Although, depending on the situation, it can be expecting too much of the newly arrived user.
Placing the first call-to-action (CTA) button above the fold is widely known as being the best practice. Even though it is in many cases the smartest choice, it all depends on the context.
If the product you sell is complex, you might want to postpone asking (forget the fold) for action until the user has actually had a chance to understand it. If what you are selling is relatively simple, placing (at least) the first call-to-action above the fold makes perfect sense.
A typical solution is to simulate a miniature landing page experience, containing all critical elements of your page, but packed into a block of content above the fold. Ensuring that you both present the value proposition and the call to action, will help decrease any confusion. Supporting content can then appear below the miniature landing page experience to further convince users to take action.
But don’t cram everything above the fold. There is plenty evidence showing that users are willing to scroll – when they know there is something to scroll for.
You will have to decide yourself, when it makes sense to save the CTA until you’ve made some key points. It’s usually when users aren’t fluent in your product category or industry and need some education first.
To determine whether to put the first call-to-action above the fold, it makes sense to divide users into 3 segments:
Certain users. Users familiar with your brand and product know what you offer and whether it will solve their problem. As long as you don’t go out of your way to hide your call-to-action, they will find a way to convert. For this group, having the call-to-action above the fold is of great convenience, but if not, they are willing to scroll to find it.
Uncertain users with a simple Value Proposition. Users not familiar with your brand and product aren’t convinced that your product is the best solution for their problem, yet. However, if your value proposition is simple, clear, concise, and doesn’t require much elaboration, chances are that new uncertain users could be convinced and ready to take action without additional information. Go ahead and place your call to action above the fold.
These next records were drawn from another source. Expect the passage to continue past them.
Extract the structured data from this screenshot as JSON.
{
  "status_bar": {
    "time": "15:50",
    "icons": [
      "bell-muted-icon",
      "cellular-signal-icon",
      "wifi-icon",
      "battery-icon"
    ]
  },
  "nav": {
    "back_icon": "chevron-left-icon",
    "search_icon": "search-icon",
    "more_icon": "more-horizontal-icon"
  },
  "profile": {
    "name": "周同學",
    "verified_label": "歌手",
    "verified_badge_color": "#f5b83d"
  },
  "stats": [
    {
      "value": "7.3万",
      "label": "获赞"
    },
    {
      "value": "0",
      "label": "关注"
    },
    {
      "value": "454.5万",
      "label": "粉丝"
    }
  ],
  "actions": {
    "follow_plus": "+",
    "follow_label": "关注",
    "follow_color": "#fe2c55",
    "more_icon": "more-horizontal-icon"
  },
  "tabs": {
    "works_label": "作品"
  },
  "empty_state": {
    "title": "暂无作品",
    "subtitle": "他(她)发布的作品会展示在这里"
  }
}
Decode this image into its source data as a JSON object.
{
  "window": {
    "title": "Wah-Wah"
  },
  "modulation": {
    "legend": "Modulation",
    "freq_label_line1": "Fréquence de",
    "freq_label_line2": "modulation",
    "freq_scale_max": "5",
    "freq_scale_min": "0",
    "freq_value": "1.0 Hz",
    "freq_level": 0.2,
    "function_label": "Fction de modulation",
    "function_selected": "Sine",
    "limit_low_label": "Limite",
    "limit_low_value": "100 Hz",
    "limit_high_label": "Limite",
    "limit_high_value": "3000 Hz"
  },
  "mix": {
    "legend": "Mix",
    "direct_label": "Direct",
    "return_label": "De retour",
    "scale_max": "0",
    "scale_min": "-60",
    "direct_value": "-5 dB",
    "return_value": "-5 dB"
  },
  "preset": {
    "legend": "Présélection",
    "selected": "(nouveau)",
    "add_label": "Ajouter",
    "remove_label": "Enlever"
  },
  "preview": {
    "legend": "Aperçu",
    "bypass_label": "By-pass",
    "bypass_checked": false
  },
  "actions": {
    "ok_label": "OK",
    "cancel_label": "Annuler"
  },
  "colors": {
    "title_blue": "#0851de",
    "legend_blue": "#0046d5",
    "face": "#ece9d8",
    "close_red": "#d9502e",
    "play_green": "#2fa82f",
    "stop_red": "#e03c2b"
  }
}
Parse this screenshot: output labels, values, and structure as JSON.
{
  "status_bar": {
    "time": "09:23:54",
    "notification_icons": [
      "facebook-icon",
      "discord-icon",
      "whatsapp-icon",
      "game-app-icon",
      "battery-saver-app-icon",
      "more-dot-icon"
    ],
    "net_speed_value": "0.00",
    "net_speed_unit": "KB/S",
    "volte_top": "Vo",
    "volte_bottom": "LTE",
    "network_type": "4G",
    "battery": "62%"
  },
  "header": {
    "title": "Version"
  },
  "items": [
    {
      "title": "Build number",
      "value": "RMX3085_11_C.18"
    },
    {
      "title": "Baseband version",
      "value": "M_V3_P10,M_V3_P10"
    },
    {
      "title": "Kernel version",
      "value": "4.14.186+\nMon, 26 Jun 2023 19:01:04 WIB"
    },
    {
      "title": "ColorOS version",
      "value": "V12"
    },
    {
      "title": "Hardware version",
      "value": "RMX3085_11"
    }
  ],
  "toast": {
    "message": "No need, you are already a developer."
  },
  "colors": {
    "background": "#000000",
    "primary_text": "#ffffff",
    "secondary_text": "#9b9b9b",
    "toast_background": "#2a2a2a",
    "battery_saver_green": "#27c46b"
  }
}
Uncertain users with a complicated Value Proposition. Similarly, users not familiar with your brand and product aren’t convinced that your product is the best solution for their problem, yet. However, if your value proposition is complicated, asking users to take action at the top of the page, above the fold, doesn’t make much sense. Visitors who are uncertain won’t be ready to take action just yet. They’ll need additional information.